  • Author / Creator
    Chang, Jihun
  • Frontline foremen and workers play a critical role in implementing management’s safety policies and procedures. Despite the ultimate position in safety organization of frontline foremen and workers, variations in safety competency and acceptance level are often neglected, which leads to diverse perceptions of safety instructions. This study aims to explore practical measures to evaluate how effectively safety programs and techniques are implemented at a frontline level. The challenges associated with evaluating frontline intervention effectiveness are (1) unclear establishment of evaluation criteria for ongoing safety intervention; (2) difficulty in identifying the intervention effectiveness due to infrequency of an incident occurrence; and (3) infeasibility of comparative study due to confounding or effect modifications. Since communication skills as well as competence for hazard awareness and response are fundamental and integral aspects of frontline safety management, pre-task planning and worksite inspection are investigated to determine the effectiveness of intervention implementation. Based on the rare event count data, a Poisson regression model is deployed which takes into account no-lost-time incident cases of 156 workers and their evaluation factors in a construction pre-fabrication company. To achieve statistical homogeneity, some demographic factors (e.g., supervisor seniority, worker experience, craft size, position, shop & shift) as confounding and effect modification variables are applied in each regression test. The results of the factor analyses suggest that increasing content coverage rates, longhand description in the pre-task planning, and safety communication times are critical factors to reduce incident rates. Hazard identification and workplace inspection frequencies are relatively less effective factors. For the evaluation variables subject to effect modifications, it is found through stratum analysis that the longhand description practice is effective for less experienced supervisors (<19 years). The safety communication is helpful to juniors (<35 years) versus seniors (35~71 years). In addition, company-wide time lag analysis demonstrates that hazard identification improves safety performance over the course of a 4-month term.

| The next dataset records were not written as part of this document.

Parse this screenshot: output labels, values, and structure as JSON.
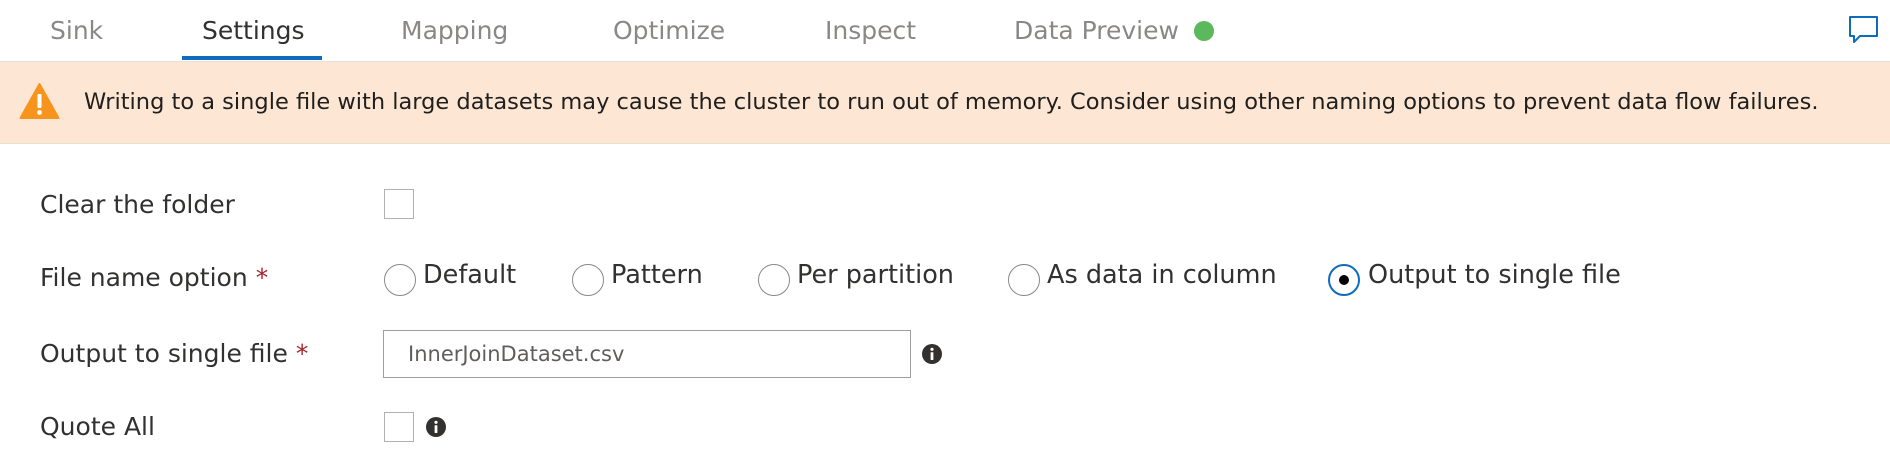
{
  "tabs": [
    {
      "label": "Sink"
    },
    {
      "label": "Settings"
    },
    {
      "label": "Mapping"
    },
    {
      "label": "Optimize"
    },
    {
      "label": "Inspect"
    },
    {
      "label": "Data Preview"
    }
  ],
  "active_tab": "Settings",
  "data_preview_status_color": "#5cb85c",
  "accent_color": "#0f6cbd",
  "warning": {
    "icon": "warning-triangle-icon",
    "text": "Writing to a single file with large datasets may cause the cluster to run out of memory. Consider using other naming options to prevent data flow failures."
  },
  "form": {
    "clear_folder": {
      "label": "Clear the folder",
      "checked": false
    },
    "file_name_option": {
      "label": "File name option",
      "required_mark": "*",
      "options": [
        {
          "label": "Default",
          "selected": false
        },
        {
          "label": "Pattern",
          "selected": false
        },
        {
          "label": "Per partition",
          "selected": false
        },
        {
          "label": "As data in column",
          "selected": false
        },
        {
          "label": "Output to single file",
          "selected": true
        }
      ]
    },
    "output_single_file": {
      "label": "Output to single file",
      "required_mark": "*",
      "value": "InnerJoinDataset.csv"
    },
    "quote_all": {
      "label": "Quote All",
      "checked": false
    }
  }
}
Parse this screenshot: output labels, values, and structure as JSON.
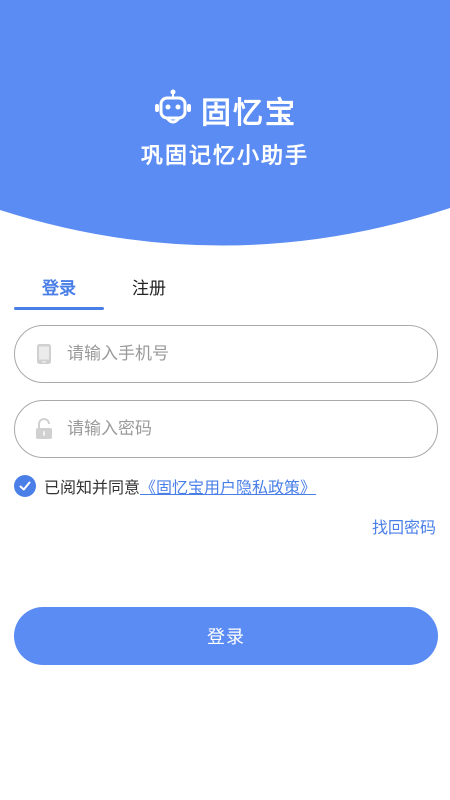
{
  "brand": {
    "name": "固忆宝",
    "slogan": "巩固记忆小助手",
    "logo_icon": "robot-icon"
  },
  "tabs": [
    {
      "label": "登录",
      "active": true
    },
    {
      "label": "注册",
      "active": false
    }
  ],
  "phone": {
    "placeholder": "请输入手机号",
    "value": "",
    "icon": "phone-icon"
  },
  "password": {
    "placeholder": "请输入密码",
    "value": "",
    "icon": "lock-icon"
  },
  "agreement": {
    "checked": true,
    "text": "已阅知并同意",
    "link_text": "《固忆宝用户隐私政策》"
  },
  "forgot_label": "找回密码",
  "login_label": "登录",
  "colors": {
    "primary": "#5b8cf3",
    "accent": "#4a7fe8",
    "header_bg": "#5b8cf3"
  }
}
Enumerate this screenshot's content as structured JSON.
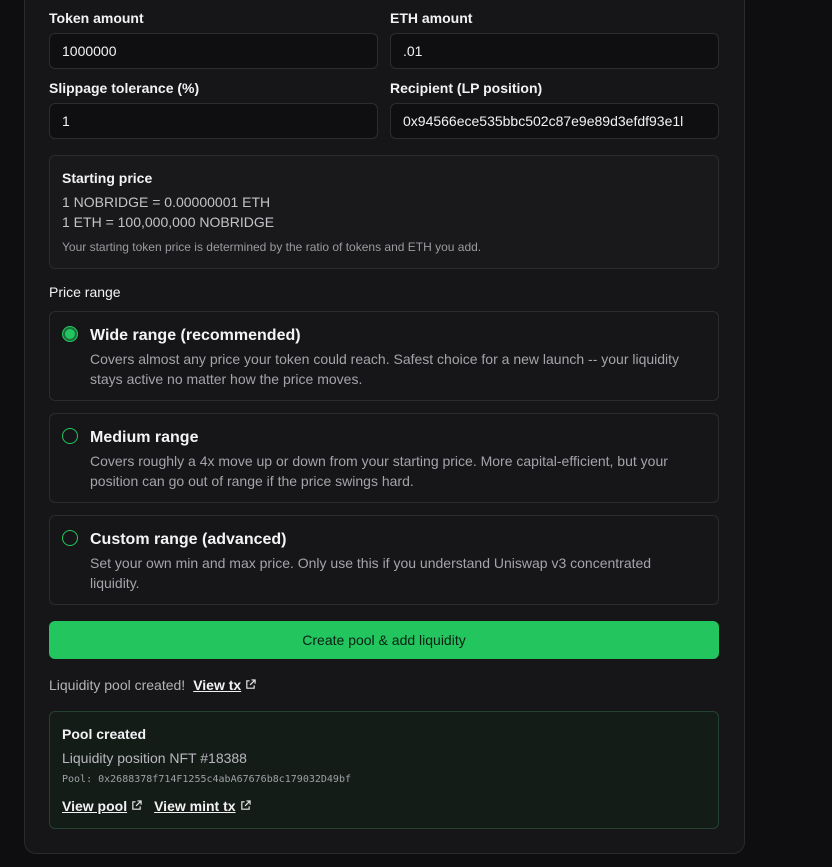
{
  "form": {
    "token_amount_label": "Token amount",
    "token_amount_value": "1000000",
    "eth_amount_label": "ETH amount",
    "eth_amount_value": ".01",
    "slippage_label": "Slippage tolerance (%)",
    "slippage_value": "1",
    "recipient_label": "Recipient (LP position)",
    "recipient_value": "0x94566ece535bbc502c87e9e89d3efdf93e1l"
  },
  "starting_price": {
    "title": "Starting price",
    "line1": "1 NOBRIDGE = 0.00000001 ETH",
    "line2": "1 ETH = 100,000,000 NOBRIDGE",
    "note": "Your starting token price is determined by the ratio of tokens and ETH you add."
  },
  "price_range": {
    "label": "Price range",
    "options": [
      {
        "title": "Wide range (recommended)",
        "description": "Covers almost any price your token could reach. Safest choice for a new launch -- your liquidity stays active no matter how the price moves.",
        "selected": true
      },
      {
        "title": "Medium range",
        "description": "Covers roughly a 4x move up or down from your starting price. More capital-efficient, but your position can go out of range if the price swings hard.",
        "selected": false
      },
      {
        "title": "Custom range (advanced)",
        "description": "Set your own min and max price. Only use this if you understand Uniswap v3 concentrated liquidity.",
        "selected": false
      }
    ]
  },
  "cta_label": "Create pool & add liquidity",
  "status": {
    "text": "Liquidity pool created!",
    "link": "View tx"
  },
  "pool": {
    "title": "Pool created",
    "nft": "Liquidity position NFT #18388",
    "address": "Pool: 0x2688378f714F1255c4abA67676b8c179032D49bf",
    "view_pool": "View pool",
    "view_mint_tx": "View mint tx"
  },
  "colors": {
    "accent": "#22c55e",
    "background": "#0e0e10",
    "card": "#161618"
  },
  "icons": {
    "external_link": "external-link-icon",
    "radio": "radio-icon"
  }
}
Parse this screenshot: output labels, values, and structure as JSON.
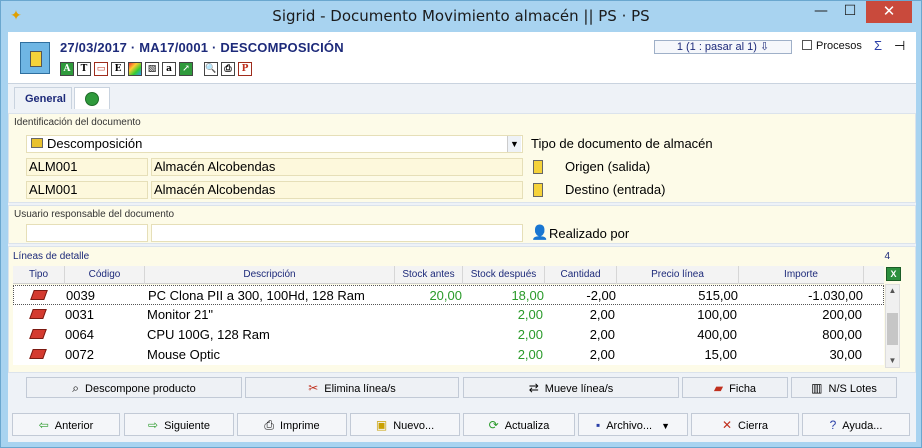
{
  "window": {
    "title": "Sigrid - Documento Movimiento almacén || PS · PS",
    "minimize": "—",
    "maximize": "☐",
    "close": "✕"
  },
  "header": {
    "doc_title": "27/03/2017 · MA17/0001 · DESCOMPOSICIÓN",
    "pager": "1 (1 : pasar al 1)",
    "procesos": "Procesos"
  },
  "tabs": [
    {
      "label": "General"
    }
  ],
  "id_panel": {
    "label": "Identificación del documento",
    "doc_type_value": "Descomposición",
    "doc_type_label": "Tipo de documento de almacén",
    "origin_code": "ALM001",
    "origin_name": "Almacén Alcobendas",
    "origin_label": "Origen (salida)",
    "dest_code": "ALM001",
    "dest_name": "Almacén Alcobendas",
    "dest_label": "Destino (entrada)"
  },
  "user_panel": {
    "label": "Usuario responsable del documento",
    "realizado": "Realizado por"
  },
  "lines": {
    "label": "Líneas de detalle",
    "count": "4",
    "columns": [
      "Tipo",
      "Código",
      "Descripción",
      "Stock antes",
      "Stock después",
      "Cantidad",
      "Precio línea",
      "Importe"
    ],
    "rows": [
      {
        "codigo": "0039",
        "desc": "PC Clona PII a 300, 100Hd, 128 Ram",
        "antes": "20,00",
        "despues": "18,00",
        "cantidad": "-2,00",
        "precio": "515,00",
        "importe": "-1.030,00"
      },
      {
        "codigo": "0031",
        "desc": "Monitor 21\"",
        "antes": "",
        "despues": "2,00",
        "cantidad": "2,00",
        "precio": "100,00",
        "importe": "200,00"
      },
      {
        "codigo": "0064",
        "desc": "CPU 100G, 128 Ram",
        "antes": "",
        "despues": "2,00",
        "cantidad": "2,00",
        "precio": "400,00",
        "importe": "800,00"
      },
      {
        "codigo": "0072",
        "desc": "Mouse Optic",
        "antes": "",
        "despues": "2,00",
        "cantidad": "2,00",
        "precio": "15,00",
        "importe": "30,00"
      }
    ]
  },
  "actions": {
    "descompone": "Descompone producto",
    "elimina": "Elimina línea/s",
    "mueve": "Mueve línea/s",
    "ficha": "Ficha",
    "ns_lotes": "N/S Lotes"
  },
  "nav": {
    "anterior": "Anterior",
    "siguiente": "Siguiente",
    "imprime": "Imprime",
    "nuevo": "Nuevo...",
    "actualiza": "Actualiza",
    "archivo": "Archivo...",
    "cierra": "Cierra",
    "ayuda": "Ayuda..."
  },
  "colors": {
    "titlebar": "#a8d3f0",
    "close": "#c94a3c",
    "panel": "#fdfbe8",
    "accent_text": "#1d2a7a",
    "stock_green": "#2a9a2a"
  }
}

  • Subjects / Keywords
  • Graduation date
    Fall 2016
  • Type of Item
  • Degree
    Master of Science
  • DOI
  • License
    This thesis is made available by the University of Alberta Libraries with permission of the copyright owner solely for non-commercial purposes. This thesis, or any portion thereof, may not otherwise be copied or reproduced without the written consent of the copyright owner, except to the extent permitted by Canadian copyright law.